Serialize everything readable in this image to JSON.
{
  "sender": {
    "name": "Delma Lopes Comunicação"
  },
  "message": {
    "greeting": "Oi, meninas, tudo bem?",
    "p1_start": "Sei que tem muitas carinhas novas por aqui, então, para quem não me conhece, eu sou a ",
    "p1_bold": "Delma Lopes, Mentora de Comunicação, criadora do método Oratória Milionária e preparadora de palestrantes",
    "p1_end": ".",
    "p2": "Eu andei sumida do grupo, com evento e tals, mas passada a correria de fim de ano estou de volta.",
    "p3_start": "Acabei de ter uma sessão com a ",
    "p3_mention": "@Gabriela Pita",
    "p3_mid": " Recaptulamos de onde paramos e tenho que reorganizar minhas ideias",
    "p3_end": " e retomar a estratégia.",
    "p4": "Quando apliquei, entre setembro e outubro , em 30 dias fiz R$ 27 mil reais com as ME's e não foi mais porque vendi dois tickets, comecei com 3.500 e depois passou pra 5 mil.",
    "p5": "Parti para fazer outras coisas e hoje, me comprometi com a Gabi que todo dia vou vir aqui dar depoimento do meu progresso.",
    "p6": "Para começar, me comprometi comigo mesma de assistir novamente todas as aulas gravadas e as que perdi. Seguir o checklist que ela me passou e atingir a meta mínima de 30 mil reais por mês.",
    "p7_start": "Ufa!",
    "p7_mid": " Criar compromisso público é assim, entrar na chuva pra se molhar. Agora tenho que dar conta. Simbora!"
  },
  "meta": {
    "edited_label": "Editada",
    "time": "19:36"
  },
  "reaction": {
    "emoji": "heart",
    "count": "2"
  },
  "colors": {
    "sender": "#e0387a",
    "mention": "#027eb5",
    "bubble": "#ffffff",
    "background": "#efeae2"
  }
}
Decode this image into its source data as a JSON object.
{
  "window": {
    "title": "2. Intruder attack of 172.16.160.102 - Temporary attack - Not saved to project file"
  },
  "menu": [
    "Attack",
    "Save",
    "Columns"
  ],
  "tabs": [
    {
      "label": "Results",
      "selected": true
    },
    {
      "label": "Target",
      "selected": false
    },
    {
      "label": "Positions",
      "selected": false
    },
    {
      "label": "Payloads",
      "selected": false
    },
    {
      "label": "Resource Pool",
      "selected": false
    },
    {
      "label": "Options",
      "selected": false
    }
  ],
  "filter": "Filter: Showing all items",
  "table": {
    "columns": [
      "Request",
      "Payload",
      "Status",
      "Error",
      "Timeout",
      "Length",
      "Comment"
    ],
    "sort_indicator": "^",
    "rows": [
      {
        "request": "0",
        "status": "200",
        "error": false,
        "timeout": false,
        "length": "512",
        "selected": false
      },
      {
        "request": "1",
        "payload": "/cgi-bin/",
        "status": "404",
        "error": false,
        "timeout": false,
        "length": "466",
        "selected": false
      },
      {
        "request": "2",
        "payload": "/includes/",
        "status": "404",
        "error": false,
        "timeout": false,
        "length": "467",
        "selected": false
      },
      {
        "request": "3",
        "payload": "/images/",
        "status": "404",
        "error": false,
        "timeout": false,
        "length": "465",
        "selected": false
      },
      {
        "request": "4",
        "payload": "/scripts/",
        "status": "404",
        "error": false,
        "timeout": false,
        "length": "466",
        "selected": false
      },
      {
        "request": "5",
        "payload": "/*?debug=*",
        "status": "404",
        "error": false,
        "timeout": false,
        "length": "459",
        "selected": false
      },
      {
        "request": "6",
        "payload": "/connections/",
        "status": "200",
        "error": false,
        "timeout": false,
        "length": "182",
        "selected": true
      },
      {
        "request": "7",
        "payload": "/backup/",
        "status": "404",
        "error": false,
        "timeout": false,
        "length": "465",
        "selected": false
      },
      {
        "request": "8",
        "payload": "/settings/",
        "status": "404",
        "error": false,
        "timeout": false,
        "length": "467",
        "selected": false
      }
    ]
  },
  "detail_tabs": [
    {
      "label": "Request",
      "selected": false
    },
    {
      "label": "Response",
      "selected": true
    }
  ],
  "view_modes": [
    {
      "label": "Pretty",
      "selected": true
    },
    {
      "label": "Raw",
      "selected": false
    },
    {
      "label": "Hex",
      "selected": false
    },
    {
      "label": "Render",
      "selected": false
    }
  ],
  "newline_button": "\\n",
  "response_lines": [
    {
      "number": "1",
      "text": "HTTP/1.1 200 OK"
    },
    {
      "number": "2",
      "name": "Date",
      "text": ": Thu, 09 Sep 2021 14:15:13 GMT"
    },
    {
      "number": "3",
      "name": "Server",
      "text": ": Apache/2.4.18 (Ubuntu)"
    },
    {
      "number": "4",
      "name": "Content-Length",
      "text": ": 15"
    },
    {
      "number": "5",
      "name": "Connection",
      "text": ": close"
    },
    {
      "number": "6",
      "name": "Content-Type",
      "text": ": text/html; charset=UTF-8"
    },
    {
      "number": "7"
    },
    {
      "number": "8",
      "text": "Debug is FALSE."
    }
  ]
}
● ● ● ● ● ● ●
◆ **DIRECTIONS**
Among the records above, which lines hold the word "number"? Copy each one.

◆ **YOUR SOLUTION**
      "number": "1",
      "number": "2",
      "number": "3",
      "number": "4",
      "number": "5",
      "number": "6",
      "number": "7"
      "number": "8",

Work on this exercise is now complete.